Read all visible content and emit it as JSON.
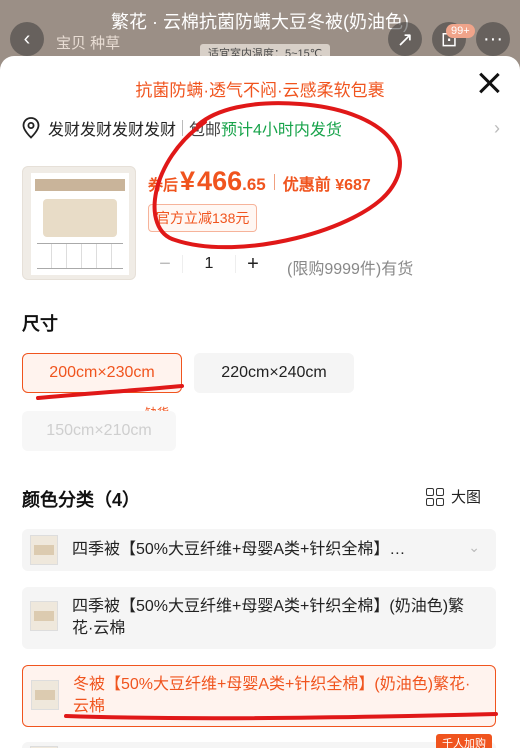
{
  "background": {
    "title": "繁花 · 云棉抗菌防螨大豆冬被(奶油色)",
    "tabs": "宝贝  种草",
    "hint": "适宜室内温度：5~15℃",
    "cart_badge": "99+"
  },
  "sheet": {
    "promo": "抗菌防螨·透气不闷·云感柔软包裹",
    "address": "发财发财发财发财",
    "shipping": "包邮",
    "eta": "预计4小时内发货",
    "price": {
      "label": "券后",
      "currency": "¥",
      "integer": "466",
      "decimal": ".65",
      "original": "优惠前 ¥687"
    },
    "coupon": "官方立减138元",
    "quantity": "1",
    "minus": "−",
    "plus": "+",
    "stock": "(限购9999件)有货",
    "size_title": "尺寸",
    "sizes": [
      {
        "label": "200cm×230cm",
        "state": "selected"
      },
      {
        "label": "220cm×240cm",
        "state": "normal"
      },
      {
        "label": "150cm×210cm",
        "state": "disabled"
      }
    ],
    "out_of_stock": "缺货",
    "color_title": "颜色分类（4）",
    "big_image": "大图",
    "options": [
      {
        "label": "四季被【50%大豆纤维+母婴A类+针织全棉】…",
        "state": "collapsed"
      },
      {
        "label": "四季被【50%大豆纤维+母婴A类+针织全棉】(奶油色)繁花·云棉",
        "state": "normal"
      },
      {
        "label": "冬被【50%大豆纤维+母婴A类+针织全棉】(奶油色)繁花·云棉",
        "state": "selected"
      }
    ],
    "hot_tag": "千人加购"
  },
  "colors": {
    "accent": "#f0541e",
    "eta": "#17a34a",
    "annotation": "#e01818"
  }
}
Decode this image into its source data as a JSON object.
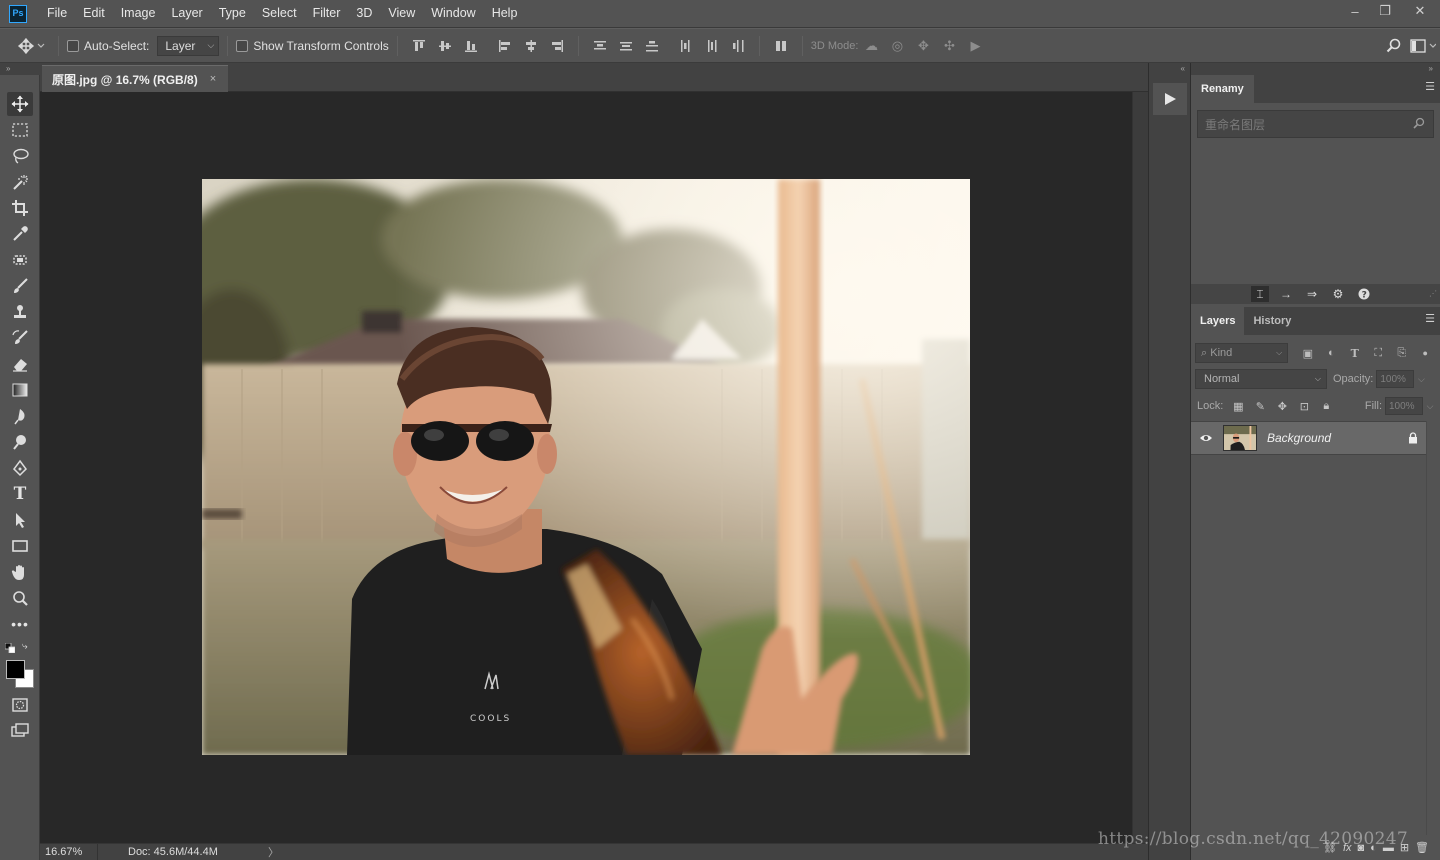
{
  "app": {
    "logo": "Ps"
  },
  "menubar": {
    "items": [
      "File",
      "Edit",
      "Image",
      "Layer",
      "Type",
      "Select",
      "Filter",
      "3D",
      "View",
      "Window",
      "Help"
    ],
    "window_controls": {
      "minimize": "–",
      "restore": "❐",
      "close": "✕"
    }
  },
  "options_bar": {
    "auto_select_label": "Auto-Select:",
    "auto_select_checked": false,
    "auto_select_target": "Layer",
    "show_transform_label": "Show Transform Controls",
    "show_transform_checked": false,
    "mode_3d_label": "3D Mode:"
  },
  "document": {
    "tab_title": "原图.jpg @ 16.7% (RGB/8)",
    "close_glyph": "×"
  },
  "status_bar": {
    "zoom": "16.67%",
    "doc_info": "Doc: 45.6M/44.4M",
    "arrow": "〉"
  },
  "renamy_panel": {
    "tab_label": "Renamy",
    "search_placeholder": "重命名图层"
  },
  "layers_panel": {
    "tabs": [
      "Layers",
      "History"
    ],
    "active_tab": "Layers",
    "filter_kind": "Kind",
    "blend_mode": "Normal",
    "opacity_label": "Opacity:",
    "opacity_value": "100%",
    "lock_label": "Lock:",
    "fill_label": "Fill:",
    "fill_value": "100%",
    "layers": [
      {
        "name": "Background",
        "visible": true,
        "locked": true
      }
    ]
  },
  "collapsed_toggle_left": "»",
  "collapsed_toggle_right": "«",
  "watermark": "https://blog.csdn.net/qq_42090247",
  "colors": {
    "ui_base": "#535353",
    "ui_dark": "#424242",
    "canvas_bg": "#282828",
    "foreground_swatch": "#000000",
    "background_swatch": "#ffffff",
    "ps_accent": "#31a8ff"
  }
}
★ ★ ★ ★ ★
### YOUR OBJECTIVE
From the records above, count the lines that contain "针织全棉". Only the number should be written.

### SOLUTION TO THIS TASK
3